ADDENDUM: The links to Bl Karl and his Empress have been tidied up. One of the dead links is a great loss. It was a Geocities site with some wonderful pictures of Bl Karl that I had seen nowhere else. I'm outraged all over again at Yahoo's precipitate abandonment of the Geocities sites.

Sunday, January 03, 2010

Feast of the Holy Name of Jesus

Today is the feast of the Holy Name of Jesus in the traditional Roman Rite. (In another of those calendar shuffles that distorts a thousand or so years of tradition, the Pauline Rite celebrates the Epiphany today.)

On the first Sunday of the month the traditional Mass is celebrated at the Dominguez Seminary and Claretian Residence chapel. That's the chapel in the picture above. A shame the camera in the cell phone can't do better as it was so much more beautiful in person. Dominguez is still my favourite venue for the old Mass.

Saturday, January 02, 2010

Some Piping for the Weekend

Alan Wade on Scottish smallpipes playing The Keel Row, The Marquis of Huntly, and Lexy McCaskill.

You get smallpipes today as they are on my mind at the moment. I need to perfect a few tunes for a gig in a couple of weeks and today's practice session was a complete waste of time. The humidity was in the cellar today - 28 at 2:30 p.m. - and the reeds in the bellows pipes are sorely distressed. They like their bit of humidity and under 40 can be a problem. Under 30 isn't worth the time. And today the Border chanter wouldn't tune and the low G and A developed a vibrato. The drones in the smallpipes kept shutting down, too.

I knew I should've brought the Highland pipes.

But since I'm in a small pipe mood, here's another one. This one has mouth-blown small pipes playing Loch Lomond. Usually not a tune I care to hear on the pipes since it has to be significantly re-arranged to fit the pipe scale. But this fellow does such a fine job with it I may give it a try. Although, to get the right effect may require someone playing along on acoustic guitar.

What's in a Name?

Quite a lot so it would seem. First there was this ruling made last summer that, in accordance with 2,000 year old Catholic tradition, the ancient personal name of God used in the Hebrew scriptures shouldn't be used in proclaiming the scriptures at Mass. The ancient Jewish tradition doesn't hold with using His name at all.

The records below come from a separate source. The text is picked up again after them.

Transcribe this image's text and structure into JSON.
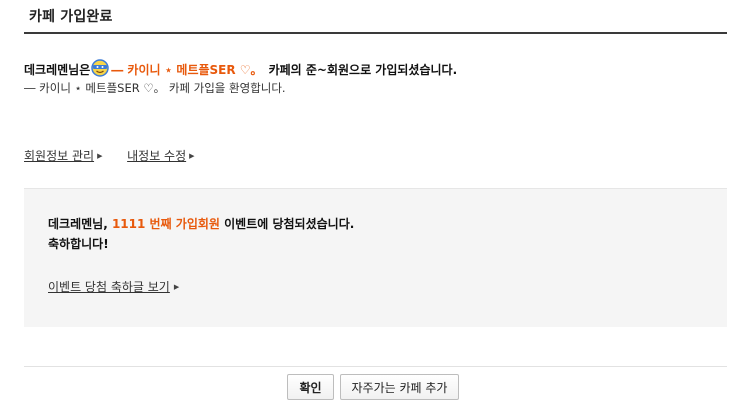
{
  "header": {
    "title": "카페 가입완료"
  },
  "welcome": {
    "user": "데크레멘님은",
    "emoticon_icon": "smiley-badge-icon",
    "nickname": "― 카이니 ⋆ 메트플SER ♡。",
    "suffix": "카페의 준~회원으로 가입되셨습니다.",
    "line2": "― 카이니 ⋆ 메트플SER ♡。 카페 가입을 환영합니다."
  },
  "links": {
    "member_info": "회원정보 관리",
    "my_info": "내정보 수정"
  },
  "event": {
    "prefix": "데크레멘님,",
    "highlight": "1111 번째 가입회원",
    "suffix": "이벤트에 당첨되셨습니다.",
    "line2": "축하합니다!",
    "link": "이벤트 당첨 축하글 보기"
  },
  "buttons": {
    "ok": "확인",
    "add_favorite": "자주가는 카페 추가"
  },
  "colors": {
    "accent": "#e8590c",
    "rule": "#3a3a3a",
    "box_bg": "#f5f5f5"
  }
}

Now in this morning's WSJ we learn that the Arabic speaking Christian Malaysians by law cannot call Him "Allah" either. . .something that Arabic speaking Christians have done since before Mohammed was a twinkle in his father's eye. You can read about that here.

Aside from the correctness of that last issue, I am oddly pleased that somewhere reverence and decorum do matter and blasphemy is not a good thing.

Not here, of course. This is southern California where no-one knows what blasphemy is and "irreverent" is used as a compliment. But somewhere.